Research suggests changes in vision go hand-in-hand with cognitive decline. This may be due to inflammatory processes in the brain that damage cells and nerve pathways.

Blurred vision, diminished vision, or any changes to your normal sight can be better explained by a health professional.

Conversation or language challenges

Mild neurocognitive disorder can impact the areas of the brain related to communication. You may forget words mid-sentence, or find it challenging to think of how to express what you’re thinking or feeling.

The main difference between major and mild neurocognitive disorders is the intensity and severity of the symptoms and how much they interfere with your independence.

When you live with major neurocognitive disorder, you often need help during the day, particularly with complex tasks like paying bills or managing medications. You may also have a hard time remembering important things, like people’s names or even who they are.

What’s the difference between mild neurocognitive disorder and dementia?

Mild neurocognitive disorder isn’t dementia or Alzheimer’s disease.

It’s the “middle ground” where signs of cognitive decline are visible but haven’t yet progressed into an impairing condition.

There can be many causes of mild neurocognitive disorder, and it may never progress beyond modest decline of cognitive functions.

Dementia is an older term for major neurocognitive disorder. It’s used to describe the point where cognitive decline prevents you from performing many activities on your own.

Alzheimer’s disease is a specific form of major neurocognitive disorder, characterized by changes in the brain that worsen over time and impact your cognitive functions.

Was this helpful?

There are currently no medications approved by the Food and Drug Administration (FDA) for treatment of mild neurocognitive disorder.

Certain lifestyle choices, however, have been shown in meta-analysis to be a promising way of slowing down the signs of cognitive decline.

Mild neurocognitive disorder can affect anyone, of any age. It’s often noticed as mild changes in memory, behavior, and decision-making among other cognitive functions.

Mild neurocognitive disorder doesn’t stop you from living an independent life, but it may cause you to invest more effort in time doing everyday activities that felt easier before.
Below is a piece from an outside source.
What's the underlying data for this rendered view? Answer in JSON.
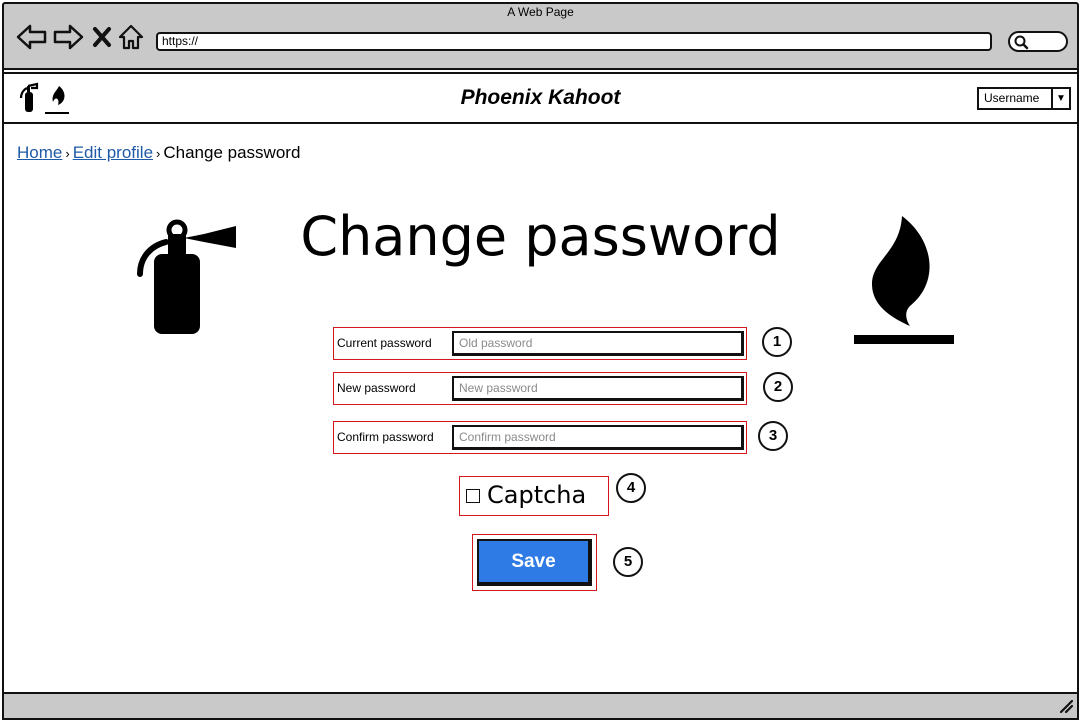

While there’s no medication to treat mild neurocognitive disorder, living an active lifestyle may help prevent further decline.